As the name suggests this museum was originally a station in Sunderland.It was built in 1848 to a design by Thomas Moore and was once the main railway station in the city. The railway station closed in March 1967 as a result of the Beeching Axe and featured a restored booking office dating from the Edwardian period. The station has once again been brought to life through inspiring and interactive displays, telling the story of an age when Monkwearmouth was the main station for the city and the building buzzed with the excitement of the people passing through. The Museum houses seven interactive galleries, including a specially designed Children's Gallery. The track is still in use and you can watch trains pass by as well as 'drive' a full-size bus cab. This is a great place for anybody interested in the railways as they have a wonderfully comprehensive collection relating to a fascinating bygone era.

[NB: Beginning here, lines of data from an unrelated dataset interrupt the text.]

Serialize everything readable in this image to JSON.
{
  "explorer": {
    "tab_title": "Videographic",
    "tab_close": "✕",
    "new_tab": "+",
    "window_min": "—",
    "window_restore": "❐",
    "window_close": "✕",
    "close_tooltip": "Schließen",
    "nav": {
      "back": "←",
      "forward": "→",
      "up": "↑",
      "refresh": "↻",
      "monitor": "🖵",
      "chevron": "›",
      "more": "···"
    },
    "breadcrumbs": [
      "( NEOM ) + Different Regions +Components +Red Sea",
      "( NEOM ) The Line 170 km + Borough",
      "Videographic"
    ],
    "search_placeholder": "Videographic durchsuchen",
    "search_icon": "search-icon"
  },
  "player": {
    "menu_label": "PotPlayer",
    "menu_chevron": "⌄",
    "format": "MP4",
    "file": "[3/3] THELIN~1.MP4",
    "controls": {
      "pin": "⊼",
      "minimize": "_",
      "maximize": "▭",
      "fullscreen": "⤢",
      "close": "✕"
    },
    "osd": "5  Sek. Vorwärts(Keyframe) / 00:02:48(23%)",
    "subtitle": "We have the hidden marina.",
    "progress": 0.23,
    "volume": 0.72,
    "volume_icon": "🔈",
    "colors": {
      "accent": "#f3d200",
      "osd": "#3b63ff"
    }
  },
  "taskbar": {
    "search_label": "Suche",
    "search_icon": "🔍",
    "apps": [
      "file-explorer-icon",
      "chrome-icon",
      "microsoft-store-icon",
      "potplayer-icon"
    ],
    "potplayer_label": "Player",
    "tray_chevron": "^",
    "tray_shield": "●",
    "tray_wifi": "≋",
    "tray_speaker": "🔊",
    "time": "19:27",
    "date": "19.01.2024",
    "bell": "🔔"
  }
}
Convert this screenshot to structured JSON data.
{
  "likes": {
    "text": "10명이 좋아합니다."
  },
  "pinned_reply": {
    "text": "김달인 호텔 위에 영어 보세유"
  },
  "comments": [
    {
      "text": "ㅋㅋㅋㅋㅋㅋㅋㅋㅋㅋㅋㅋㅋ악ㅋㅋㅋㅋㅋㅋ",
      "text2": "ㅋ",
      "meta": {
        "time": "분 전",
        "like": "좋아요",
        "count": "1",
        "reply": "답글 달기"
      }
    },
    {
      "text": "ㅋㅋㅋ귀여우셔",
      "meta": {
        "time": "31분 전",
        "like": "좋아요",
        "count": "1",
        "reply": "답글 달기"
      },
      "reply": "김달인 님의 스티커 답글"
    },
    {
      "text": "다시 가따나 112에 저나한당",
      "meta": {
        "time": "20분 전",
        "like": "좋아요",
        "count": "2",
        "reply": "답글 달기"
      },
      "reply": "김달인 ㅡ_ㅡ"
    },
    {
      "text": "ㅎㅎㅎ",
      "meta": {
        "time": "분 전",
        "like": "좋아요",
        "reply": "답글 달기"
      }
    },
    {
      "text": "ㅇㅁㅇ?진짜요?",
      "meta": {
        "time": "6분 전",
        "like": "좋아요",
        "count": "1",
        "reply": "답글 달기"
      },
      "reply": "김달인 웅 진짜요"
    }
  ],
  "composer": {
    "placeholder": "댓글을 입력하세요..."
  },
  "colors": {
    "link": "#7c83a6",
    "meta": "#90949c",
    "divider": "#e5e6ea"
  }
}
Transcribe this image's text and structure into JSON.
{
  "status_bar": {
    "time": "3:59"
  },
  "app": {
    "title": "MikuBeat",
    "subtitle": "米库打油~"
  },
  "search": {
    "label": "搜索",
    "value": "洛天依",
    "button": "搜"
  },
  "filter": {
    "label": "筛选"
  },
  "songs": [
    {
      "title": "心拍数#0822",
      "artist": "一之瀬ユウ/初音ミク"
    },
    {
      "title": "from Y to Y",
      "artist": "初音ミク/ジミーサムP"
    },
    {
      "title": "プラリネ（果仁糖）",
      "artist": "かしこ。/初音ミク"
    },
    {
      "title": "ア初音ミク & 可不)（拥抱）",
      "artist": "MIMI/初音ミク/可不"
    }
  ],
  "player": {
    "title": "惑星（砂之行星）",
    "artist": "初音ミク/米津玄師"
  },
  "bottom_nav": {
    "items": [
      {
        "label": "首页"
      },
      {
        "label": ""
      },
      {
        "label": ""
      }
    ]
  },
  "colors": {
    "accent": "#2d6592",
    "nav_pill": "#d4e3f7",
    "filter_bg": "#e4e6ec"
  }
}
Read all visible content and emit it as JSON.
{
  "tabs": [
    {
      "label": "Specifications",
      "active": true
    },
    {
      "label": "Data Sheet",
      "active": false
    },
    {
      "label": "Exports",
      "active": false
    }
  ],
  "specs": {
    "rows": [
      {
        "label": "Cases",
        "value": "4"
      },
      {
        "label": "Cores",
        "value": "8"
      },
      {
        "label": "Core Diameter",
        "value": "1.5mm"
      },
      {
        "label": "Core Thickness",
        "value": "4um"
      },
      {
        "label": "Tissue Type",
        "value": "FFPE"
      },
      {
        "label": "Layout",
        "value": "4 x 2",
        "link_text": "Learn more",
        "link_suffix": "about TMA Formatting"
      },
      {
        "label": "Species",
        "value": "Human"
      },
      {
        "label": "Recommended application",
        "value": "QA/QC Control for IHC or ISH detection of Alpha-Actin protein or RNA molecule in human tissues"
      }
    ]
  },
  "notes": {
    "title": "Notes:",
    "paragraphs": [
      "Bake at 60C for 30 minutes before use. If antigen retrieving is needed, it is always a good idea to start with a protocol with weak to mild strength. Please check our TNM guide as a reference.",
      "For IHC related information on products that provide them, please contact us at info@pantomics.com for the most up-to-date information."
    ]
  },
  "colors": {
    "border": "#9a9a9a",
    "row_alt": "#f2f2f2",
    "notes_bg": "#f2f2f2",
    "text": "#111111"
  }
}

The name Monkwearmouth is of significance as it is at the mouth of the River Wear and once the home of a very famous monk, The Venerable Bede, the aouthor of the first history of England. The monastery was founded in 674 by Benedict Biscop, first with the establishment of the monastery of St Peter's, Monkwearmouth on land given by Egfrid, King of Northumbria. His idea was to build a model monastery for England, sharing his knowledge of the experience of the Roman traditions in an area previously more influenced by Celtic Christianity stemming from missionaries of Melrose and Iona. A papal letter in 678 exempted the monastery from external control, and in 682 the king was so delighted at the success of St Peter's, he gave Benedict more land in Jarrow and urged him to build a second monastery. Benedict erected a sister foundation (St Paul) at Jarrow, appointing Ceolfrith as its superior, who left Monkwearmouth with 20 monks (including his protégé the young Bede) to start the foundation in Jarrow. Benedict brought workmen from Francia to build these churches, the first ecclesiastical structures in Britain built of stone, and furnished it with glass windows, pictures, service books and the library he had collected on his travels. Window glass being unusual in England at the time, Benedict imported glassmakers from Francia, who established a workshop at the Monkwearmouth site, which stands on a nearby site on the river Wear.
The library Benedict had created on his travels to Rome and then given to the monastery made it the cradle not only of English art but of English literature – Jarrow is where the Venerable Bede received his early education under Ceolfrith's patronage and lived, wrote and died as a monk. By his death Bede had established himself as England's leading scriptural and historical authority, and was to have a vital post-mortem influence on the fortunes of the monastery. Bede's writings, most importantly his Historia ecclesiastica gentis Anglorum, became so popular in the 8th century that they not only assured the reputation of the houses, but influenced the development of Monkwearmouth-Jarrow's distinctive insular minuscule script, developed to increase the speed of book production. All Areas Accessible to Disabled Visitors. Guide Dogs Permitted. Parking Areas for Disabled Visitors. Ramp / Level Access. Toilets for Disabled Visitors.
Location : North Bridge St, Sunderland SR5 1AP
Transport: St Peters (Green Line). Bus routes X36 stops outside and 700 and 701 stop nearby.
Opening Times: Monday to Saturday 10:00 to 17:00. Sunday 14:00 to 17:00
Tickets: Free Guided Tours on Heritage Open Days
Tel: 0191 567 7075